Without a content-neutral Internet, all that will be at risk.

These issues are the very reason the FCC moved to protect the internet two years ago. There is a precedent for protecting the internet that goes beyond economic theory. As far back as 1934, when the Communications Act was passed, the telephone was recognized as central to interstate commerce. Any attempt to manipulate access or openness of the telephone system was more than just a threat to a business or a consumer. It jeopardized the well-being of an entire economic and social system. Conservative government regulations through the FCC weren’t implemented to limit the use of the telephone (or broadcasting or any of the other elements of the Communications Act). They were implemented to ensure that what had become a marketplace for innovation remained open and stable.

Similarly, the internet needs to remain open and free if we want it, and all of the connections and innovations it enables, to grow.

Chairman Pai and his colleagues regularly point to a study that shows investment in network infrastructure declining by 5.6 percent over the last two years. That argument has been debunked on a number of fronts, with one of the most important being the investment cost in network infrastructure is actually decreasing over time.

They also claim that small ISPs have told them over and over again that Title II (the 2015 Net Neutrality policy) has prevented them from building new networks. And yet, only a few days ago, 30 small ISPs petitioned the FCC to maintain Net Neutrality because it gave them a fair playing field just like the small businesses and communities they serve. They shouldn’t be left to stand alone for the future of the Internet.

Your voice needed

The fact of the matter is we need Net Neutrality if we want a new, vibrant economy.
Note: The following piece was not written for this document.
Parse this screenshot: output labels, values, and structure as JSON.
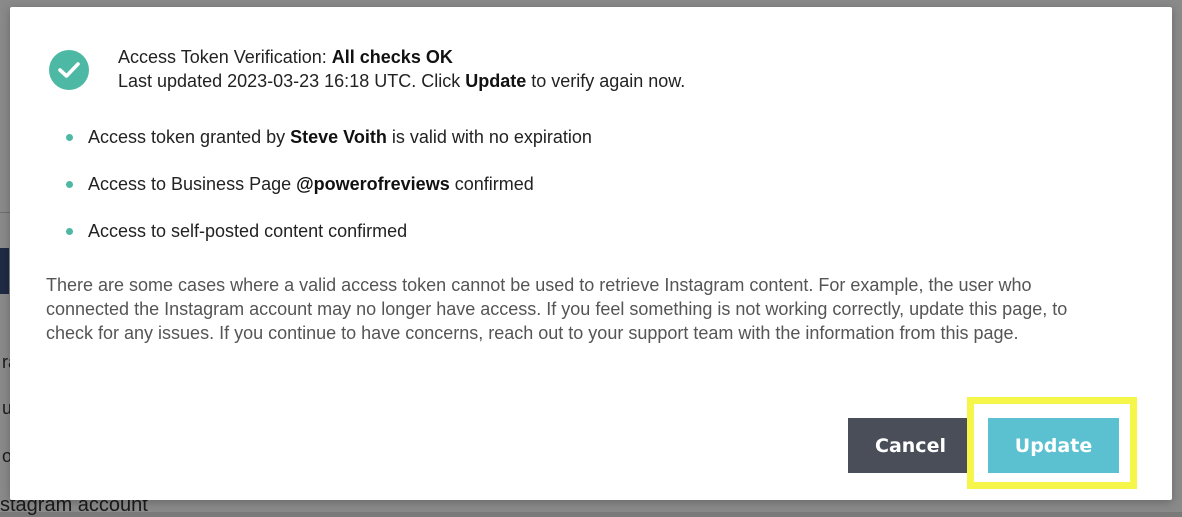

Big and small businesses alike are aligned around the idea that an open internet creates opportunity and spurs market growth.

The internet isn’t just a utility — it is the utility fueling our global economy.


The Internet has become a necessity for the interaction of consumers and businesses. If we allow the FCC to create an environment that encourages preferential treatment, we’ll allow our government to inadvertently starve innovation and small business initiative. Let’s not let that happen.

That’s why this isn’t an argument for increased governmental regulation in the internet. Instead, it’s a demand for our government to help preserve what is a foundational element of our future. I, along with thousands of others, am asking you to become a part of making that demand heard.

July 12 will be an incredibly important day in the fight for a free and open internet. It’s been coined the “Day of Action,” and GoDaddy, along with 40,000 other companies — like Amazon, Netflix, Twitter and Kickstarter — will use our home pages and channels to encourage users to get involved in the conversation. You’ll see banners, messages and pages all asking you to comment on the FCC’s proposal.

It may seem like an uphill battle, but there is power in your voice. Even Thomas Jefferson, a man renowned for his belief that a little government goes a long way, once wrote, “the basis of our government is opinion of the people.”

Based on what I witnessed in 2015, I believe the opinion of the people is clear: we have to maintain an open internet. I’m hopeful that you will make your voice heard — and at such volume the FCC can’t ignore the volume.

Join me and GoDaddy in the conversation. Become a part of the Day of Action by posting a comment in support of Net Neutrality during the FCC’s open comment period, which ends July 18. Our window of time is limited, so take action now. The future of a free and open internet is up to you.

Blake Irving is GoDaddy's Chief Executive Officer and Board Director. He brings passion, vision, and serious tech credentials to this role. Before joining GoDaddy in 2013, Blake was EVP and Chief Product Officer at Yahoo!. Prior to Yahoo!, he spent 15 years at Microsoft. Blake is a graduate of San Diego State and received an MBA degree from Pepperdine University.